If Bas Smets were only a famous name, it would obscure his uncommon passion combining architecture with nature. Under his singular design work, he redraws the various landscapes by giving them a touch of his own intelligence, emanating from a personalised point of view. The urban landscape becomes, from his perspective, a resilient whole where life is good.
At only eighteen, philosophy and mathematics were his most favoured subjects. His professional career, however, began as a confirmed choice as an architect. Yet far from conventional urbanism, he managed to develop a style that is his own: one which is more artful than it is technical. He is interested in the elements that make use of all the richness available in nature: stones, plants, water, sun and so on... He is well known for the Tower and Taxis Park as well as for his updated versions of the forecourt of Saint-Gilles and the Saint-Lazare Boulevard. Having already made his name in Belgium, he then went on to aim at the international scene. In this, he recreated the surroundings of the Perelman Art Centre in New York and also transformed the foot of Frank Gehry's building in Arles. Among the Arab countries where he made his mark were Bahrain and Bilan. And the list is long…
Parking in Kortrijk
Despite the large number of projects to which he devoted himself, Smets paid particular attention to 'Parking in Kortrijk'. The project involved a desire to create 200 parking bays. In the centre, he imagined a large park with all of its charms that would cost only two euros per unit. He also made sure that he was able to hide the cars away. His goal was to reconcile two diametrically opposed elements: a car park and a natural landscape. For him, this is where all the genius resides: forming a perfect alliance that resolves the most irreconcilable of dichotomies!

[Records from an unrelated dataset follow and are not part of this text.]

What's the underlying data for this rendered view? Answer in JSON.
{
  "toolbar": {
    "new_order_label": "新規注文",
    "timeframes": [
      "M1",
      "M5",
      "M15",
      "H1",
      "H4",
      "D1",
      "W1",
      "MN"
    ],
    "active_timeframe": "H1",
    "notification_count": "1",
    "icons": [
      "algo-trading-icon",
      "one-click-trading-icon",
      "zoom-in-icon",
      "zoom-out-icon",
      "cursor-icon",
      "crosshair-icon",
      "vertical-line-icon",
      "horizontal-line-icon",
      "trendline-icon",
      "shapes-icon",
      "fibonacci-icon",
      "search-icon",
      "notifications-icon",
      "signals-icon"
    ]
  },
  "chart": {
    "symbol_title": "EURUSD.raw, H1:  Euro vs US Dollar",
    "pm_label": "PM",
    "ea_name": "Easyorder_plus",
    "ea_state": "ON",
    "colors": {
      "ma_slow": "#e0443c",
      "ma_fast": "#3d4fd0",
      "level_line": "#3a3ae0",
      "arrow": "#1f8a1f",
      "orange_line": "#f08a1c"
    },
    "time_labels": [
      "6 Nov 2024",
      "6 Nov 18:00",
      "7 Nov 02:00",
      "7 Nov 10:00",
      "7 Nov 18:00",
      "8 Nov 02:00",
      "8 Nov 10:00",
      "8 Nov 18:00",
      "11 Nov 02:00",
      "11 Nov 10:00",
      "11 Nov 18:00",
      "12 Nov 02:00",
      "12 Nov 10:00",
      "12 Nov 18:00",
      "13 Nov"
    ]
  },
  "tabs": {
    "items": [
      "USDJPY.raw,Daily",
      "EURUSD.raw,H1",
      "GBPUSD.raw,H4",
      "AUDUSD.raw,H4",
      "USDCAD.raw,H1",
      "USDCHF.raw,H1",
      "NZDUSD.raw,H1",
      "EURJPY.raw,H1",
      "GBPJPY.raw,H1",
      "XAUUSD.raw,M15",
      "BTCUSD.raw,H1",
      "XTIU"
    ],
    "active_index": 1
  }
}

Bas Smets categorically refused to be called 'landscaper'. He is, in fact, a landscape architect according to his own definition. He proudly recounted his artistic journey in the Tower and Taxis Park in December: all the pieces of the puzzle that led to this work of art, created on the occasion of the seventieth anniversary of human rights. To pay tribute to the missing of March 22, he planted 32 trees in the heart of the Sonian Forest: a telling way to breathe new life into Céline Fremault's project.
To summarise his artistic project, Bas Smets declared that his goal, far from being mimesis, tries to offer reflection and make people think. In his vision, the landscape architect's mission is to transform, sublimate and reinvent nature by tapping into its strong points as the climatic upheavals that threaten cities continue. Speaking of Brussels, he explains how this city ought to be based between the two geological and meteorological layers. He already has a sketch in his office that illustrates this architectural and natural dissonance, something that bio-spherical urbanism should offer a solution to with respect to both. And that's just about it all.
One more thing: Bas Smets is not lacking in the way he shows off his best philosophical side. Besides, he reads a lot when he's on a plane. Thus, 'To design landscape is to make philosophy; to shape our way of life on a living planet is a truly philosophical question.'
To find out more, visit: http://www.bassmets.be/